When you click on each section, you are taken directly to the JP Licks website, right to the corresponding web page. That is pretty darn impressive, and a huge incentive for users to simply click right through to what they are aiming for. (Do I want Chocolate Chip or Butter Almond?) I hope we see more of this as Google+ becomes more refined.

Observation 3 – Competitors in “At a Glance” section

Next in line is Emack & Bolio’s with a listing that, interestingly enough, says it has 7 Google reviews, but does not include any Zagat rating scores. Inside the actual listing we can see a well optimized page, pictured below.

As you can see, attractive pictures adorn the top of the listing, their marker is set clearly, and their contact information is concise and accurate. But the biggest concern in my eyes comes with the “At a glance” section. JP Licks, their direct competitor is in Emack & Bolio’s Google+ listing!

Now, this “At a Glance” section gives plenty of businesses untold headaches because it is not anything they can control. Google pulls 5 phrases or words from around the web and their algorithm decides to use them as additional descriptions for the Google+ page. The only way they can be taken down is if the phrase is genuinely offensive, or if Google sees that the phrase is “mistakenly associated with a place, and is clearly not related”. In this instance, I would advise Emack & Bolio to report this problem and stop giving their competitor an edge on their listing page.

Observation 4 – Negative Ratings

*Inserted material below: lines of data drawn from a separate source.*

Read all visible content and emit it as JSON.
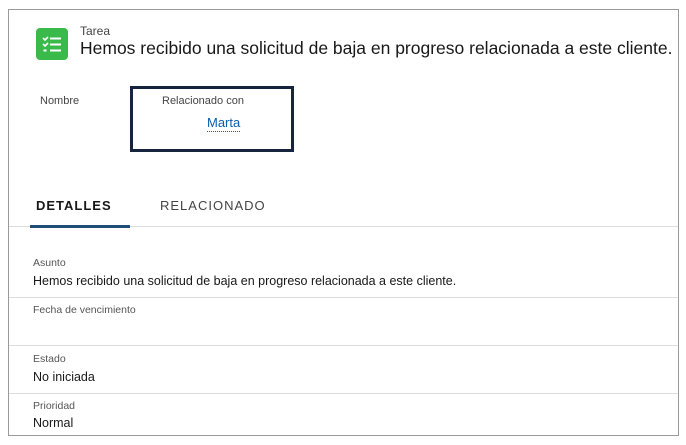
{
  "header": {
    "record_type": "Tarea",
    "title": "Hemos recibido una solicitud de baja en progreso relacionada a este cliente."
  },
  "highlights": {
    "name_label": "Nombre",
    "related_label": "Relacionado con",
    "related_value": "Marta"
  },
  "tabs": [
    {
      "label": "DETALLES",
      "active": true
    },
    {
      "label": "RELACIONADO",
      "active": false
    }
  ],
  "fields": [
    {
      "label": "Asunto",
      "value": "Hemos recibido una solicitud de baja en progreso relacionada a este cliente."
    },
    {
      "label": "Fecha de vencimiento",
      "value": ""
    },
    {
      "label": "Estado",
      "value": "No iniciada"
    },
    {
      "label": "Prioridad",
      "value": "Normal"
    }
  ],
  "colors": {
    "task_icon": "#3bba4c",
    "link": "#0b5cab",
    "highlight_border": "#16253d",
    "active_tab_underline": "#1f4e79"
  },
  "icons": {
    "task": "task-checklist-icon"
  }
}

Moving on to my last observation, we will take a look at Boston Children’s Museum, ranked third here. I myself was a little confused, until I did some digging in their website to find a restaurant located at the front of the museum that is called “Hood Milk Bottle” and serves lunch and ice cream.  Looking at the SERP we can see that they have 42 reviews and also have a Zagat score of 20/30. What I would like to focus on is what has happened within their Google+ Local listing review section.

Besides needing some cleanup to their description in their listing, scroll down to the second review by “A Google User” reviewed 4 months ago with an Overall score of 0/3. It begins with the following: “Is there anything less than one star, because my visit to the museum today, was absolutely atrocious!!” Nothing out of the ordinary here, of course everyone gets seething reviews now and again. But, if you continue reading the 768 word long essay, you will get to this tasty little threat: “Once again, I absolutely demand a refund on the $48 i just threw away for the 4 tickets I had to buy. If you don’t, I’ll post this review on every single website that I can, and tell everyone I know not to go to The Children’s Museum, or support it in any way.”

Now, this is something that disturbingly enough, happens rather often in online communities. Consumers think they can bully and demand anything they want of businesses with the threat to ruin their reputations online. This unfortunately, is a rather easy thing to do with a very small business.

One positive step Google has made in this endeavor is to force all people who are writing reviews moving forward to have a Google+ account if they want their voices counted. ( Aka- no more anonymous review writing.) In this situation, this review is probably a very old one pulled from before the change in Google. What I find somewhat humorously ignorant of this individual is that they purposely remained anonymous even though they want their money back.

However, this situation is probably not as funny to Boston Children’s Museum. They have no way of taking down this nasty review, but instead can choose to respond publicly to it, leave it alone, or simply try and push it down the list with new reviews from satisfied visitors. All three of these choices require a lot of thought and strategy, which hopefully the museum has already addressed. Otherwise, they could be turning away business and losing sales.

As you can see, Local Search is changing and evolving. Google+ Local has created a more interactive user experience, with more challenges and considerations for every business owner. Local Search commands 25% of all internet searches which means that companies can no longer let their online reputations remain uncontrolled. A lot is happening out there, and it is time for businesses to get involved.